We have two great fears about Election Day 2004.
The first is that George W. Bush will be elected.
The second is that John Kerry will be elected.
Those fears are rooted in an understanding that the threats to global justice and world peace come not from a single person or party but from systems, and that no matter who is elected, those systems — empire and capitalism — remain in place. There is no hope for the long-term sustainability of human life on the planet if empire and capitalism are not replaced with more ecologically viable and humane ways of organizing political and economic life. And both Bush and Kerry are committed — by their words and deeds — to the maintenance of the capitalist empire.
But which of these imperial capitalist candidates takes office in January 2005 is not irrelevant. There are differences between the two, and some of the differences aren’t inconsequential.
Bush and Kerry are both pro-war candidates, in the case of Iraq and in general. Kerry voted to give the president authorization for the war and remains committed to continuing the illegal occupation of Iraq. Both pledge virtually unconditional support to Israel in its brutal and illegal occupation of Palestine. The two candidates’ hawkish rhetoric on Latin America and the Caribbean is virtually indistinguishable. And both Bush and Kerry are committed to continuing to spend more than $400 billion on an insane military system that has little to do with national security and much to do with the maintenance of empire and corporate profits.
On foreign and military policy, Bush and Kerry differ mostly in style and strategy, not fundamental aims. Much is made of Kerry’s commitment to traditional alliance politics, which some have pointed out would likely be more effective in the long term than Bush’s go-it-alone strategy. If Kerry rebuilds U.S. alliances with other powerful states, especially in Europe, it might allow the empire to continue for a longer period.
But one can also imagine the ideologically fanatical neo-conservatives who run foreign policy in the Bush administration taking risks with war and nuclear weapons that more moderate Republicans and Democrats would not. It’s important to realize that many in the global south who are working for radical change want us to remove the Bush administration, with no illusions about the pathetic alternative Kerry offers. It would be arrogant for Americans with left/progressive politics to ignore that.
On domestic policy, the differences seem more pronounced. No one can mistake Kerry or the contemporary Democratic Party as being pro-union, pro-environment, or pro-civil rights, but they are less overtly hostile to those issues than the reactionaries who run the Republican Party. The Bush administration’s eagerness to eliminate social programs and erode civil liberties, along with the theocratic leanings of some Republicans, should keep us up nights.
In short, left/progressive people who reject the U.S. empire can find reasons to vote tactically for the removal of the Bush administration, which means voting for Kerry in swing states. We can acknowledge that the Bush administration — the actual people in power and the ideology that fuels them — are scary, and that the rest of the world is scared of them.

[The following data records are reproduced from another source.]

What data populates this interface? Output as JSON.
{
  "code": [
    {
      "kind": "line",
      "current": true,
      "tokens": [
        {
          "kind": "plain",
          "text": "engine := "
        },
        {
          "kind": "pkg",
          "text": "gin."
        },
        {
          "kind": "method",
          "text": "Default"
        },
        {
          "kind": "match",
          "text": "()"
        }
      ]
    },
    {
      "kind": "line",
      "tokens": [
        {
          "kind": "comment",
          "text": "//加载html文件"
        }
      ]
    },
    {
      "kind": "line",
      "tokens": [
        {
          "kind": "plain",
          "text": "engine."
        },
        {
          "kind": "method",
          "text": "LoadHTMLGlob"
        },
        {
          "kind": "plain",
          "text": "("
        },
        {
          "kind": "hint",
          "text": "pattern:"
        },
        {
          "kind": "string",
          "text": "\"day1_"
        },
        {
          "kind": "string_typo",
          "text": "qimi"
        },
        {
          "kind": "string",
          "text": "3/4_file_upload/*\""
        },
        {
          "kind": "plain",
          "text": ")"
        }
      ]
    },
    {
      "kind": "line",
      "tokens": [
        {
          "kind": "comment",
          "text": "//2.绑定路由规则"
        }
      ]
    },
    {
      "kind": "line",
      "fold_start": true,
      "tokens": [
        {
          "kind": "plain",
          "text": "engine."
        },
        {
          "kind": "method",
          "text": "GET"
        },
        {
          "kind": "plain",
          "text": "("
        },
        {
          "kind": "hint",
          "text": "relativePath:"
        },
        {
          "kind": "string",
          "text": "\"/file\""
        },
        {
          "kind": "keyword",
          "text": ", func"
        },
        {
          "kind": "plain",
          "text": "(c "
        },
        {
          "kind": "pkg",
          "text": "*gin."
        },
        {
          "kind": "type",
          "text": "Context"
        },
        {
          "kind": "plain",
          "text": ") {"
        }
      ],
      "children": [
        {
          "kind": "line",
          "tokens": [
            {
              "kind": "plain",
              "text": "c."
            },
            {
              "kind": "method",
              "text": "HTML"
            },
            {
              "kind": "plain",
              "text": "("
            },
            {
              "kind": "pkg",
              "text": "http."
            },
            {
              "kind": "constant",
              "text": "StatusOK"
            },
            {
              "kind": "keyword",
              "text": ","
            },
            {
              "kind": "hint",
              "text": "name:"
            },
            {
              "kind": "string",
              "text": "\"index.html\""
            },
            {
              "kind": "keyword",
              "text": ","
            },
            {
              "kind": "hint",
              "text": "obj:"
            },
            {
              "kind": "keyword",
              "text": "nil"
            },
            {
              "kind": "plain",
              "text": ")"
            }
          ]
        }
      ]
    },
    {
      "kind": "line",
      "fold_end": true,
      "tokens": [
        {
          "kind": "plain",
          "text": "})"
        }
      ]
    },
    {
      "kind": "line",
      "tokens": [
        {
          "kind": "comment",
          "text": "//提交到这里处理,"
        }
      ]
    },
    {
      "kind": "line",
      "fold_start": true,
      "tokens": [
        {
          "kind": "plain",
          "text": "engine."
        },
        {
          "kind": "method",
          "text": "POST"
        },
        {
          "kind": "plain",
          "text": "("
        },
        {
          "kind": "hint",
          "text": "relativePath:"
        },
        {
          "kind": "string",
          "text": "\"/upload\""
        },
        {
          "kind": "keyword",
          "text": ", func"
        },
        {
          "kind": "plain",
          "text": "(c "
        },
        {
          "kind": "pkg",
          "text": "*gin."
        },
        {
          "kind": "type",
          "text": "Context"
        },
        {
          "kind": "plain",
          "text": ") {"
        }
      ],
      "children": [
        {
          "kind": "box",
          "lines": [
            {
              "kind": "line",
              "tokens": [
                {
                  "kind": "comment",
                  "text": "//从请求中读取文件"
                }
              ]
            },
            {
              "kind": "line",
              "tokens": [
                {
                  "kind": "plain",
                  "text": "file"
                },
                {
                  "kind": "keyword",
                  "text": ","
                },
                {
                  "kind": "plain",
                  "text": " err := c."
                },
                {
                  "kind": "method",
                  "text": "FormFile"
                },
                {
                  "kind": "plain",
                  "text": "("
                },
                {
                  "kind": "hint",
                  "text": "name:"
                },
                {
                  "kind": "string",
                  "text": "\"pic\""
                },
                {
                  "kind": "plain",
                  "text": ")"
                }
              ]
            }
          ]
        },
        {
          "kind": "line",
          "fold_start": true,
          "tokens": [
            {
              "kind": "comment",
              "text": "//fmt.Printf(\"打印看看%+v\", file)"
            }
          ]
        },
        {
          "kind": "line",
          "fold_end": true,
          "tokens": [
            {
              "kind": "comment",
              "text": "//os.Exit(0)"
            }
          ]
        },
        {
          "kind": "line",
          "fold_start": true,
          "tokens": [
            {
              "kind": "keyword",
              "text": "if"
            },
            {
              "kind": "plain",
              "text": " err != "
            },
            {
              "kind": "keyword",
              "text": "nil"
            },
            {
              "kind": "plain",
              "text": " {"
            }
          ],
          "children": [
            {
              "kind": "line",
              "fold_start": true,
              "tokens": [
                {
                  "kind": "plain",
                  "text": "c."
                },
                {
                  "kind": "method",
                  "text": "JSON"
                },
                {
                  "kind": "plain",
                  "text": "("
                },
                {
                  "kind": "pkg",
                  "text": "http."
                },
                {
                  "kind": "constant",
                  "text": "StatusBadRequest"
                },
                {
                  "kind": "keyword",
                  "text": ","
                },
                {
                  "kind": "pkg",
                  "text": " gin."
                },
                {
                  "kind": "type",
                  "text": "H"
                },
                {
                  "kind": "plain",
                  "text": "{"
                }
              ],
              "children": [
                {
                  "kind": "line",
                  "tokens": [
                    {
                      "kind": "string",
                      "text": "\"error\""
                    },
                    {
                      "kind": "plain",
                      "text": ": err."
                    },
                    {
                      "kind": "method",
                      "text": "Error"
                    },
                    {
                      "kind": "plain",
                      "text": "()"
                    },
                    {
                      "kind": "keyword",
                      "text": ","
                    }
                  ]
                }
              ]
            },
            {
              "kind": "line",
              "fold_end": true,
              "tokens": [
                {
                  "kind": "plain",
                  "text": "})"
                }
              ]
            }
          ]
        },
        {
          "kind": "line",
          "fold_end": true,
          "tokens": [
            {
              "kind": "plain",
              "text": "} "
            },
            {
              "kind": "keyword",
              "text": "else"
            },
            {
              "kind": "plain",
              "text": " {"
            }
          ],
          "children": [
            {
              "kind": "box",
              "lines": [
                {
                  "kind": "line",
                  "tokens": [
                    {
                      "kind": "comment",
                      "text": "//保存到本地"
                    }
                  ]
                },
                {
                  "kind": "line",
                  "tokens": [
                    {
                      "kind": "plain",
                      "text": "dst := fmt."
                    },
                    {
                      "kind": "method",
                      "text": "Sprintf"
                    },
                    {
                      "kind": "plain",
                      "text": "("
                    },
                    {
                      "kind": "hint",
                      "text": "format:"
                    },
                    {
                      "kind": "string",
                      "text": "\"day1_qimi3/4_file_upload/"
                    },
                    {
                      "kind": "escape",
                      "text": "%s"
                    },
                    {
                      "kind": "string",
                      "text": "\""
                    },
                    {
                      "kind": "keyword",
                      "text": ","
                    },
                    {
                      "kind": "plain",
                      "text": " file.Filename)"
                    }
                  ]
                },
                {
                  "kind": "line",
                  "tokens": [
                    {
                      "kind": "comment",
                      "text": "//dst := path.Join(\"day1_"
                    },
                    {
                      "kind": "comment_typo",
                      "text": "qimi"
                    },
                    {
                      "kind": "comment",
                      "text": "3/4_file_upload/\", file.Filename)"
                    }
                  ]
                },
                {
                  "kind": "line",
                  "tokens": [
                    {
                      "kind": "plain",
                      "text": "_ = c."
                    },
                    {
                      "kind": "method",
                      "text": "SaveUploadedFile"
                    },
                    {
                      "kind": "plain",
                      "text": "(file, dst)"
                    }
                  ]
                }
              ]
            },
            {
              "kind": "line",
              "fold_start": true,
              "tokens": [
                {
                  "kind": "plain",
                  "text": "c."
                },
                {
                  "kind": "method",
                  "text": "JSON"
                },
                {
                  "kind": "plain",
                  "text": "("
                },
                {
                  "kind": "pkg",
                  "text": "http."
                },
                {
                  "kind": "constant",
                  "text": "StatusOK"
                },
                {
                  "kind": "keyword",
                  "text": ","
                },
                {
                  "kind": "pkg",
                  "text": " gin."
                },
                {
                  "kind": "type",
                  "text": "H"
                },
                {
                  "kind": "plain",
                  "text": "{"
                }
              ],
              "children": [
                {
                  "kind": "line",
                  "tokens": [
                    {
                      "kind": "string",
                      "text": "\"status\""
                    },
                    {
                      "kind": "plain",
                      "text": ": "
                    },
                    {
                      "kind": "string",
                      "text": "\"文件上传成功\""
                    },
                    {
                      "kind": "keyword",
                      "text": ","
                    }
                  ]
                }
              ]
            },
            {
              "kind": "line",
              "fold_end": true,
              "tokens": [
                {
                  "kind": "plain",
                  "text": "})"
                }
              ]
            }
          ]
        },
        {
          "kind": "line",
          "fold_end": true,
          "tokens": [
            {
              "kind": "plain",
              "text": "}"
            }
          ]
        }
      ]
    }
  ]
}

But a Kerry administration will not mean a shift in basic policy, at home or abroad. It likely will mean a slightly less psychotic commitment to a system that is unjust and unsustainable. That’s why we’ve been saying that while Nov. 2 is an important date for American politics, Nov. 3 is even more important.
We work in a grassroots antiwar and global-justice political group (www.thirdcoastactivist.org). We intend to get up the day after the election and continue the work of educating and organizing within our community to make clear the horrors of empire. We’re going to keep talking about the atrocity-generating machine that is the U.S. occupation of Iraq, no matter who is in office. We’re going to keep talking about the need for a dramatic transfer of resources from the global north to the global south, no matter who is in office. We’re going to keep talking about how deeply rooted systems of white supremacy and male supremacy help bolster the empire, no matter who is in office.

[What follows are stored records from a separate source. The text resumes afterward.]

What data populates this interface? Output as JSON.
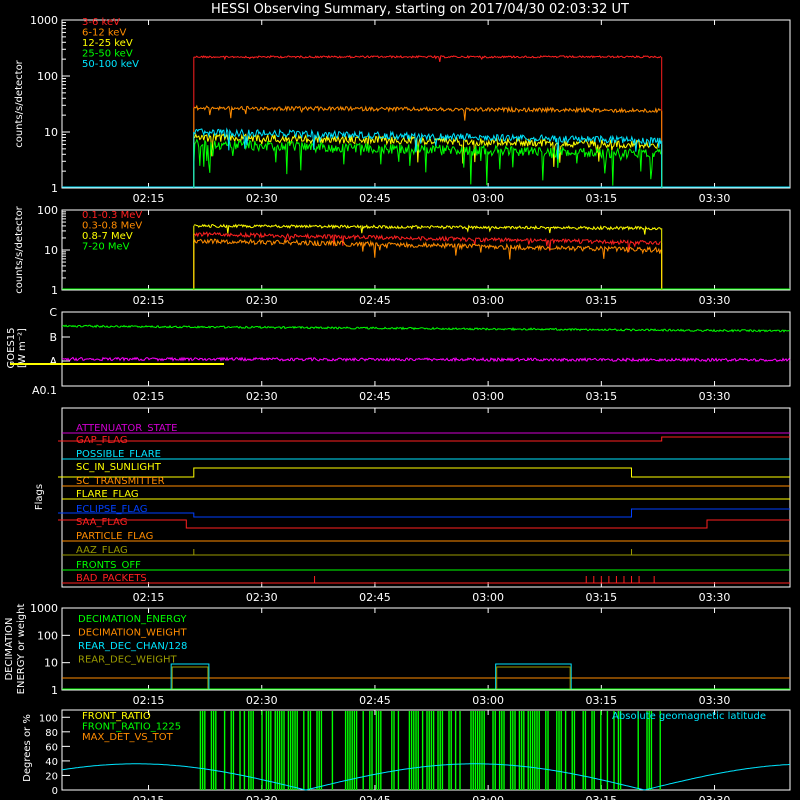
{
  "title": "HESSI Observing Summary, starting on 2017/04/30 02:03:32 UT",
  "time_ticks": [
    "02:15",
    "02:30",
    "02:45",
    "03:00",
    "03:15",
    "03:30"
  ],
  "chart_data": [
    {
      "type": "line",
      "ylabel": "counts/s/detector",
      "yscale": "log",
      "ylim": [
        1,
        1000
      ],
      "ytick_labels": [
        "1",
        "10",
        "100",
        "1000"
      ],
      "legend": "top-left",
      "series": [
        {
          "name": "3-6 keV",
          "color": "#ff2020",
          "x": [
            "02:21",
            "03:23"
          ],
          "y": [
            220,
            220
          ]
        },
        {
          "name": "6-12 keV",
          "color": "#ff8c00",
          "x": [
            "02:21",
            "03:23"
          ],
          "y": [
            27,
            24
          ]
        },
        {
          "name": "12-25 keV",
          "color": "#ffff00",
          "x": [
            "02:21",
            "03:23"
          ],
          "y": [
            8,
            6
          ]
        },
        {
          "name": "25-50 keV",
          "color": "#00ff00",
          "x": [
            "02:21",
            "03:23"
          ],
          "y": [
            6,
            4
          ]
        },
        {
          "name": "50-100 keV",
          "color": "#00e5ff",
          "x": [
            "02:21",
            "03:23"
          ],
          "y": [
            10,
            7
          ]
        }
      ]
    },
    {
      "type": "line",
      "ylabel": "counts/s/detector",
      "yscale": "log",
      "ylim": [
        1,
        100
      ],
      "ytick_labels": [
        "1",
        "10",
        "100"
      ],
      "legend": "top-left",
      "series": [
        {
          "name": "0.1-0.3 MeV",
          "color": "#ff2020",
          "x": [
            "02:21",
            "03:23"
          ],
          "y": [
            25,
            15
          ]
        },
        {
          "name": "0.3-0.8 MeV",
          "color": "#ff8c00",
          "x": [
            "02:21",
            "03:23"
          ],
          "y": [
            17,
            10
          ]
        },
        {
          "name": "0.8-7 MeV",
          "color": "#ffff00",
          "x": [
            "02:21",
            "03:23"
          ],
          "y": [
            40,
            35
          ]
        },
        {
          "name": "7-20 MeV",
          "color": "#00ff00",
          "x": [
            "02:03",
            "03:40"
          ],
          "y": [
            1,
            1
          ]
        }
      ]
    },
    {
      "type": "line",
      "ylabel": "GOES15",
      "ylabel2": "[W m⁻²]",
      "yscale": "log",
      "ytick_labels": [
        "A0.1",
        "A",
        "B",
        "C"
      ],
      "series": [
        {
          "color": "#00ff00",
          "x": [
            "02:03",
            "03:40"
          ],
          "y": [
            "B1.2",
            "B0.85"
          ]
        },
        {
          "color": "#ff00ff",
          "x": [
            "02:03",
            "03:40"
          ],
          "y": [
            "A1.0",
            "A1.0"
          ]
        },
        {
          "color": "#ffff00",
          "x": [
            "02:03",
            "02:25"
          ],
          "y": [
            "A0.8",
            "A0.8"
          ]
        }
      ]
    }
  ],
  "flags_panel": {
    "ylabel": "Flags",
    "flags": [
      {
        "name": "ATTENUATOR_STATE",
        "color": "#d000d0"
      },
      {
        "name": "GAP_FLAG",
        "color": "#ff2020"
      },
      {
        "name": "POSSIBLE_FLARE",
        "color": "#00e5ff"
      },
      {
        "name": "SC_IN_SUNLIGHT",
        "color": "#ffff00"
      },
      {
        "name": "SC_TRANSMITTER",
        "color": "#ff8c00"
      },
      {
        "name": "FLARE_FLAG",
        "color": "#ffff00"
      },
      {
        "name": "ECLIPSE_FLAG",
        "color": "#0040ff"
      },
      {
        "name": "SAA_FLAG",
        "color": "#ff2020"
      },
      {
        "name": "PARTICLE_FLAG",
        "color": "#ff8c00"
      },
      {
        "name": "AAZ_FLAG",
        "color": "#9a9a00"
      },
      {
        "name": "FRONTS_OFF",
        "color": "#00ff00"
      },
      {
        "name": "BAD_PACKETS",
        "color": "#ff2020"
      }
    ]
  },
  "decimation_panel": {
    "ylabel1": "DECIMATION",
    "ylabel2": "ENERGY or weight",
    "ytick_labels": [
      "1",
      "10",
      "100",
      "1000"
    ],
    "legend": [
      {
        "name": "DECIMATION_ENERGY",
        "color": "#00ff00"
      },
      {
        "name": "DECIMATION_WEIGHT",
        "color": "#ff8c00"
      },
      {
        "name": "REAR_DEC_CHAN/128",
        "color": "#00e5ff"
      },
      {
        "name": "REAR_DEC_WEIGHT",
        "color": "#9a9a00"
      }
    ]
  },
  "ratio_panel": {
    "ylabel": "Degrees or %",
    "ytick_labels": [
      "0",
      "20",
      "40",
      "60",
      "80",
      "100"
    ],
    "legend": [
      {
        "name": "FRONT_RATIO",
        "color": "#ffff00"
      },
      {
        "name": "FRONT_RATIO_1225",
        "color": "#00ff00"
      },
      {
        "name": "MAX_DET_VS_TOT",
        "color": "#ff8c00"
      }
    ],
    "right_label": "Absolute geomagnetic latitude",
    "right_label_color": "#00e5ff"
  }
}
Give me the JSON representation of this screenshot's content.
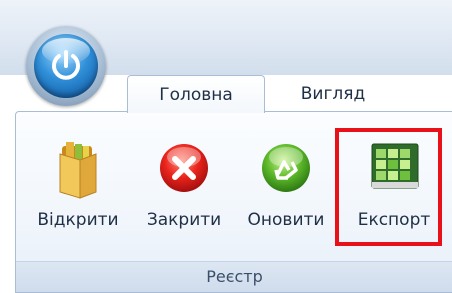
{
  "tabs": [
    {
      "label": "Головна",
      "active": true
    },
    {
      "label": "Вигляд",
      "active": false
    }
  ],
  "buttons": [
    {
      "label": "Відкрити",
      "icon": "folder-icon"
    },
    {
      "label": "Закрити",
      "icon": "close-icon"
    },
    {
      "label": "Оновити",
      "icon": "refresh-icon"
    },
    {
      "label": "Експорт",
      "icon": "export-spreadsheet-icon"
    }
  ],
  "group": {
    "label": "Реєстр"
  },
  "colors": {
    "highlight": "#e8111a",
    "accent": "#2f8fd8"
  }
}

In short, we’re going to come together with others in the anti-empire movement and keep at it, understanding that progressive social change happens through movements, not politicians. We’re going to keep suggesting to people that we face a choice: Either we dismantle the empire from within, non-violently, or we will watch the empire collapse through violence from the outside.
If Americans are truly interested in justice — in the simple plea that maintaining a world in which half the people live on less than $2 a day is wrong, that such disparities are evil — then we have no choice but to join the movement to dismantle that empire.

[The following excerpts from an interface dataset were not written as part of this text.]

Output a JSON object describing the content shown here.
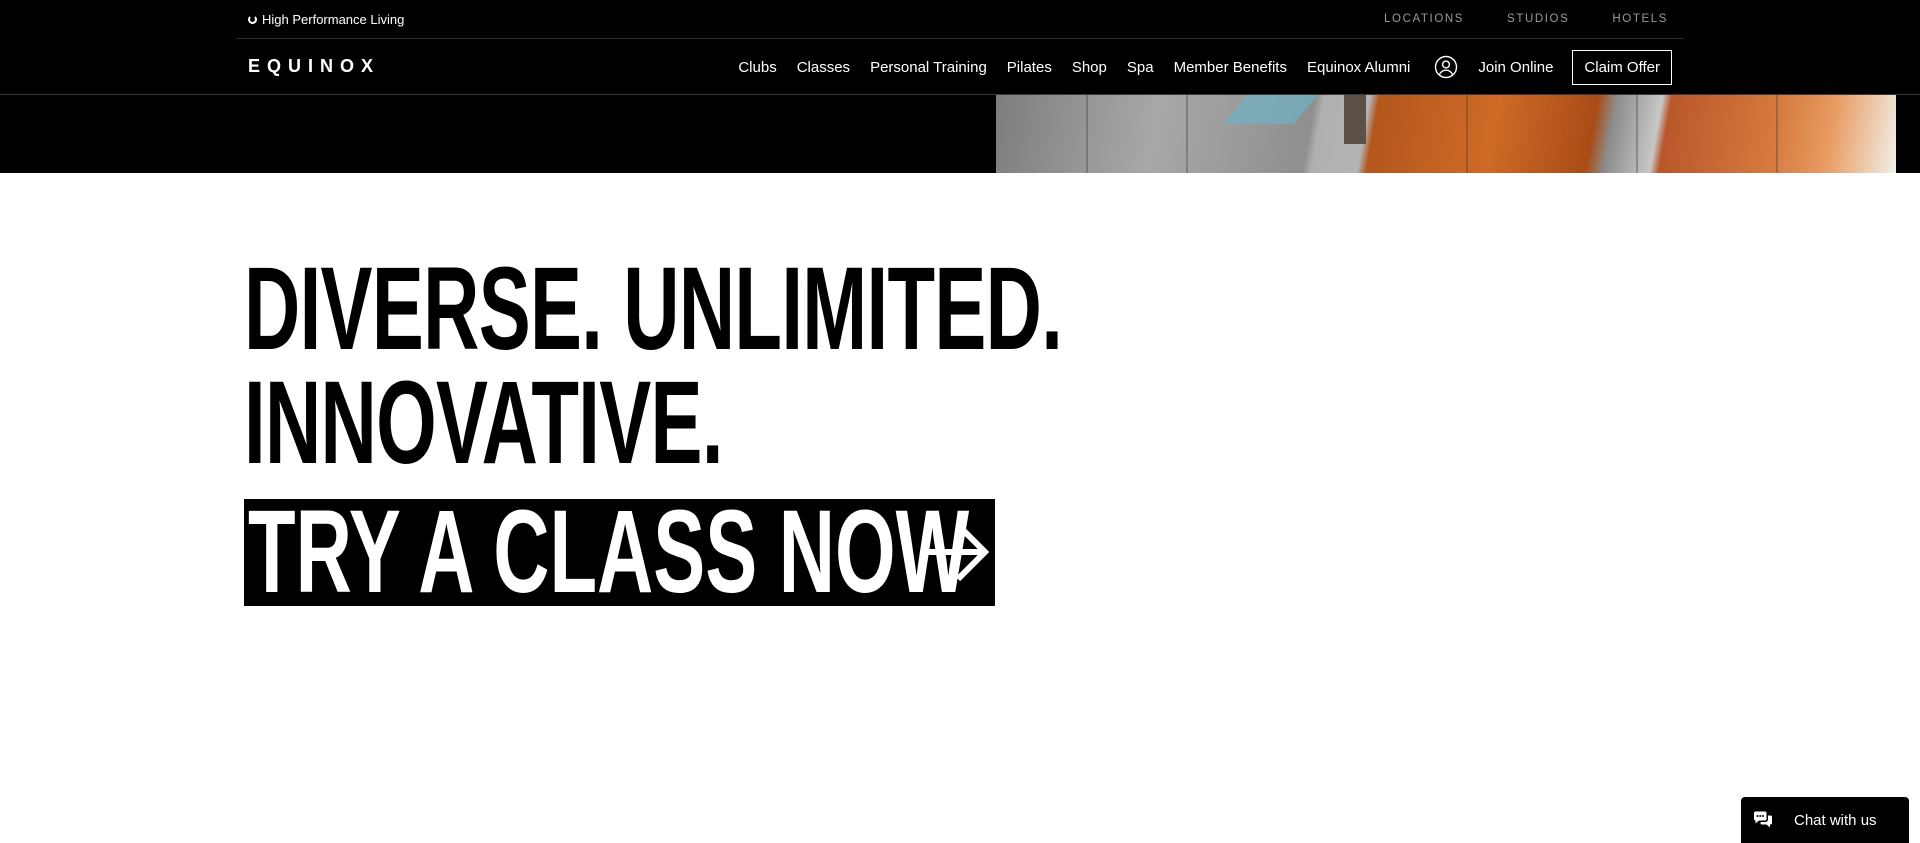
{
  "utility_bar": {
    "tagline": "High Performance Living",
    "links": [
      "LOCATIONS",
      "STUDIOS",
      "HOTELS"
    ]
  },
  "nav": {
    "logo": "EQUINOX",
    "items": [
      "Clubs",
      "Classes",
      "Personal Training",
      "Pilates",
      "Shop",
      "Spa",
      "Member Benefits",
      "Equinox Alumni"
    ],
    "join_label": "Join Online",
    "claim_label": "Claim Offer",
    "account_icon": "account-icon"
  },
  "hero": {
    "headline_line1": "DIVERSE. UNLIMITED.",
    "headline_line2": "INNOVATIVE.",
    "cta_label": "TRY A CLASS NOW",
    "cta_icon": "arrow-right-icon"
  },
  "chat": {
    "label": "Chat with us",
    "icon": "chat-bubbles-icon"
  },
  "colors": {
    "background": "#ffffff",
    "nav_background": "#000000",
    "text": "#000000",
    "nav_text": "#ffffff",
    "muted_link": "#9a9a9a"
  }
}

But even if we care only about our own survival, the choice is the same. On Sept. 11, 2001, we got a glimpse of what it will look like when the empire collapses from the outside. That is the future that Bush and Kerry are offering. It is a future that — no matter which one of them is in office — we can try to make sure does not come to pass.
Pat Youngblood is coordinator and Robert Jensen is on the board of the Third Coast Activist Resource Center in Austin, TX. They can be reached at firstname.lastname@example.org and email@example.com.